## WHAT YOU WILL DO
Quote the listing below in its entirety.

## RECORDS FOR THIS TASK
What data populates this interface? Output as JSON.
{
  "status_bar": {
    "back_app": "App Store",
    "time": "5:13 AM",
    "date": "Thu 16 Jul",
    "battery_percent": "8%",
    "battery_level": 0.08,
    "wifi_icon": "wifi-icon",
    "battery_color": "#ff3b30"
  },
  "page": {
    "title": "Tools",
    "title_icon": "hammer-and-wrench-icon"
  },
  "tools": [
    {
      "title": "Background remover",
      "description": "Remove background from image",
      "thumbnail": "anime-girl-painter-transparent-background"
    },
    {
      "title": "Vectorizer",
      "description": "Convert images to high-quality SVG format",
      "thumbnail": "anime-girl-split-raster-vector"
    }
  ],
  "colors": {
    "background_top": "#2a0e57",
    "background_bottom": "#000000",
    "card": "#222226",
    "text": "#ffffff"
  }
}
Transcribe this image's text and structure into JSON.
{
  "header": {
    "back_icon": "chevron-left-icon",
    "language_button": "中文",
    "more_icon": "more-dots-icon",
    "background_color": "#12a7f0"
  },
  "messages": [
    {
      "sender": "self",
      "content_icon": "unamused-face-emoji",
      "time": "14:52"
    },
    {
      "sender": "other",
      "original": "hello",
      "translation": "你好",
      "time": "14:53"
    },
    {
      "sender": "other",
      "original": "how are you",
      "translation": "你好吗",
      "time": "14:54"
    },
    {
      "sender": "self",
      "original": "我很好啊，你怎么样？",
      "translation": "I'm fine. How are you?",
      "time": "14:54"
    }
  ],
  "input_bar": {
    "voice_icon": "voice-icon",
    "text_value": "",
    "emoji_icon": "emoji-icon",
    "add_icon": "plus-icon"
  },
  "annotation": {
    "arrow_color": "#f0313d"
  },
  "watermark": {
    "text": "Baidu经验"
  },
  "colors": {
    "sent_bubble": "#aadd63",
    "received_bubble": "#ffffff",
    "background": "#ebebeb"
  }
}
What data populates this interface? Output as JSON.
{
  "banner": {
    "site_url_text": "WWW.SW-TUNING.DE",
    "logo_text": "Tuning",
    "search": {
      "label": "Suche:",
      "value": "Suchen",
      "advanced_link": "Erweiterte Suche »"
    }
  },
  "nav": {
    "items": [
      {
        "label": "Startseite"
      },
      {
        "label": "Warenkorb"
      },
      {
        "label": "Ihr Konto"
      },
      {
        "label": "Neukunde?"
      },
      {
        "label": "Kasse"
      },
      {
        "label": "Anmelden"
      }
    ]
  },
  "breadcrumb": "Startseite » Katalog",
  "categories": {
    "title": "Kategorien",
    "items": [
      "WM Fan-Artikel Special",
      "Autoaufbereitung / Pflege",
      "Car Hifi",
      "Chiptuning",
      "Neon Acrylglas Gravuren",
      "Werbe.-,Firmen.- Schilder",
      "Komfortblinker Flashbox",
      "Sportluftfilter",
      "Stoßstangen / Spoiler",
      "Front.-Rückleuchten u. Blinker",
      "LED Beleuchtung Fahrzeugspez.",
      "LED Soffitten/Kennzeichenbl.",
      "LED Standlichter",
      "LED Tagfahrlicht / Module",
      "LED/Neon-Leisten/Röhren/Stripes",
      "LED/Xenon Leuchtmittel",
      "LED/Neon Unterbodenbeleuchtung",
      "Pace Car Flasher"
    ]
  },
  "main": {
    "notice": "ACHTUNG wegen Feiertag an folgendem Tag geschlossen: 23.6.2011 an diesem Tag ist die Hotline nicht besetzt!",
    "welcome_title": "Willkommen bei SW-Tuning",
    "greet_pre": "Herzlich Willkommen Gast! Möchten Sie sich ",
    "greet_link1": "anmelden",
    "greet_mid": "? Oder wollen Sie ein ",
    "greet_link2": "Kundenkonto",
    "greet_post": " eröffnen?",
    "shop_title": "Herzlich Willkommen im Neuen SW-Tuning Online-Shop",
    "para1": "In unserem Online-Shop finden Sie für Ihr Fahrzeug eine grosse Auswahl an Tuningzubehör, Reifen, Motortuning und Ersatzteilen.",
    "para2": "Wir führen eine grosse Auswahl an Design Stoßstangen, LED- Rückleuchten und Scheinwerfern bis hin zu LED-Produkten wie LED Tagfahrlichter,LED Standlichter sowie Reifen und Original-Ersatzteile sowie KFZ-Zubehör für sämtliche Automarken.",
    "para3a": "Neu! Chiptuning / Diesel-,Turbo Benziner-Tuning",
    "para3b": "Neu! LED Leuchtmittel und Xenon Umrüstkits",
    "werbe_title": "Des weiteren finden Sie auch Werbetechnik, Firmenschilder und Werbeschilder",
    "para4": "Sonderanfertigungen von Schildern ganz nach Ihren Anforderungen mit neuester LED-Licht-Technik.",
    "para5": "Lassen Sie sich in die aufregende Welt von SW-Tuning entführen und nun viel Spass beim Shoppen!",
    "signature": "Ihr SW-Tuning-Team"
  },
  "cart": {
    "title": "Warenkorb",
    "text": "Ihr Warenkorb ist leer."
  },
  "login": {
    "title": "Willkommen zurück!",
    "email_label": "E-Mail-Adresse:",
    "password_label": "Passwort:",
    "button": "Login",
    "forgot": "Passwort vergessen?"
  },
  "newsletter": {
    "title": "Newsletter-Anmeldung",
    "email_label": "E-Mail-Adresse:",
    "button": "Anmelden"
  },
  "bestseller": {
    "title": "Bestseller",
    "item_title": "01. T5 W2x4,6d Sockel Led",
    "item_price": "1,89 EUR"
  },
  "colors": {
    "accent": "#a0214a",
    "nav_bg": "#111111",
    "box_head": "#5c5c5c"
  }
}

## SOLUTION
What data populates this interface? Output as JSON.
{
  "status_bar": {
    "back_app": "App Store",
    "time": "5:13 AM",
    "date": "Thu 16 Jul",
    "battery_percent": "8%",
    "battery_level": 0.08,
    "wifi_icon": "wifi-icon",
    "battery_color": "#ff3b30"
  },
  "page": {
    "title": "Tools",
    "title_icon": "hammer-and-wrench-icon"
  },
  "tools": [
    {
      "title": "Background remover",
      "description": "Remove background from image",
      "thumbnail": "anime-girl-painter-transparent-background"
    },
    {
      "title": "Vectorizer",
      "description": "Convert images to high-quality SVG format",
      "thumbnail": "anime-girl-split-raster-vector"
    }
  ],
  "colors": {
    "background_top": "#2a0e57",
    "background_bottom": "#000000",
    "card": "#222226",
    "text": "#ffffff"
  }
}
Transcribe this image's text and structure into JSON.
{
  "header": {
    "back_icon": "chevron-left-icon",
    "language_button": "中文",
    "more_icon": "more-dots-icon",
    "background_color": "#12a7f0"
  },
  "messages": [
    {
      "sender": "self",
      "content_icon": "unamused-face-emoji",
      "time": "14:52"
    },
    {
      "sender": "other",
      "original": "hello",
      "translation": "你好",
      "time": "14:53"
    },
    {
      "sender": "other",
      "original": "how are you",
      "translation": "你好吗",
      "time": "14:54"
    },
    {
      "sender": "self",
      "original": "我很好啊，你怎么样？",
      "translation": "I'm fine. How are you?",
      "time": "14:54"
    }
  ],
  "input_bar": {
    "voice_icon": "voice-icon",
    "text_value": "",
    "emoji_icon": "emoji-icon",
    "add_icon": "plus-icon"
  },
  "annotation": {
    "arrow_color": "#f0313d"
  },
  "watermark": {
    "text": "Baidu经验"
  },
  "colors": {
    "sent_bubble": "#aadd63",
    "received_bubble": "#ffffff",
    "background": "#ebebeb"
  }
}
What data populates this interface? Output as JSON.
{
  "banner": {
    "site_url_text": "WWW.SW-TUNING.DE",
    "logo_text": "Tuning",
    "search": {
      "label": "Suche:",
      "value": "Suchen",
      "advanced_link": "Erweiterte Suche »"
    }
  },
  "nav": {
    "items": [
      {
        "label": "Startseite"
      },
      {
        "label": "Warenkorb"
      },
      {
        "label": "Ihr Konto"
      },
      {
        "label": "Neukunde?"
      },
      {
        "label": "Kasse"
      },
      {
        "label": "Anmelden"
      }
    ]
  },
  "breadcrumb": "Startseite » Katalog",
  "categories": {
    "title": "Kategorien",
    "items": [
      "WM Fan-Artikel Special",
      "Autoaufbereitung / Pflege",
      "Car Hifi",
      "Chiptuning",
      "Neon Acrylglas Gravuren",
      "Werbe.-,Firmen.- Schilder",
      "Komfortblinker Flashbox",
      "Sportluftfilter",
      "Stoßstangen / Spoiler",
      "Front.-Rückleuchten u. Blinker",
      "LED Beleuchtung Fahrzeugspez.",
      "LED Soffitten/Kennzeichenbl.",
      "LED Standlichter",
      "LED Tagfahrlicht / Module",
      "LED/Neon-Leisten/Röhren/Stripes",
      "LED/Xenon Leuchtmittel",
      "LED/Neon Unterbodenbeleuchtung",
      "Pace Car Flasher"
    ]
  },
  "main": {
    "notice": "ACHTUNG wegen Feiertag an folgendem Tag geschlossen: 23.6.2011 an diesem Tag ist die Hotline nicht besetzt!",
    "welcome_title": "Willkommen bei SW-Tuning",
    "greet_pre": "Herzlich Willkommen Gast! Möchten Sie sich ",
    "greet_link1": "anmelden",
    "greet_mid": "? Oder wollen Sie ein ",
    "greet_link2": "Kundenkonto",
    "greet_post": " eröffnen?",
    "shop_title": "Herzlich Willkommen im Neuen SW-Tuning Online-Shop",
    "para1": "In unserem Online-Shop finden Sie für Ihr Fahrzeug eine grosse Auswahl an Tuningzubehör, Reifen, Motortuning und Ersatzteilen.",
    "para2": "Wir führen eine grosse Auswahl an Design Stoßstangen, LED- Rückleuchten und Scheinwerfern bis hin zu LED-Produkten wie LED Tagfahrlichter,LED Standlichter sowie Reifen und Original-Ersatzteile sowie KFZ-Zubehör für sämtliche Automarken.",
    "para3a": "Neu! Chiptuning / Diesel-,Turbo Benziner-Tuning",
    "para3b": "Neu! LED Leuchtmittel und Xenon Umrüstkits",
    "werbe_title": "Des weiteren finden Sie auch Werbetechnik, Firmenschilder und Werbeschilder",
    "para4": "Sonderanfertigungen von Schildern ganz nach Ihren Anforderungen mit neuester LED-Licht-Technik.",
    "para5": "Lassen Sie sich in die aufregende Welt von SW-Tuning entführen und nun viel Spass beim Shoppen!",
    "signature": "Ihr SW-Tuning-Team"
  },
  "cart": {
    "title": "Warenkorb",
    "text": "Ihr Warenkorb ist leer."
  },
  "login": {
    "title": "Willkommen zurück!",
    "email_label": "E-Mail-Adresse:",
    "password_label": "Passwort:",
    "button": "Login",
    "forgot": "Passwort vergessen?"
  },
  "newsletter": {
    "title": "Newsletter-Anmeldung",
    "email_label": "E-Mail-Adresse:",
    "button": "Anmelden"
  },
  "bestseller": {
    "title": "Bestseller",
    "item_title": "01. T5 W2x4,6d Sockel Led",
    "item_price": "1,89 EUR"
  },
  "colors": {
    "accent": "#a0214a",
    "nav_bg": "#111111",
    "box_head": "#5c5c5c"
  }
}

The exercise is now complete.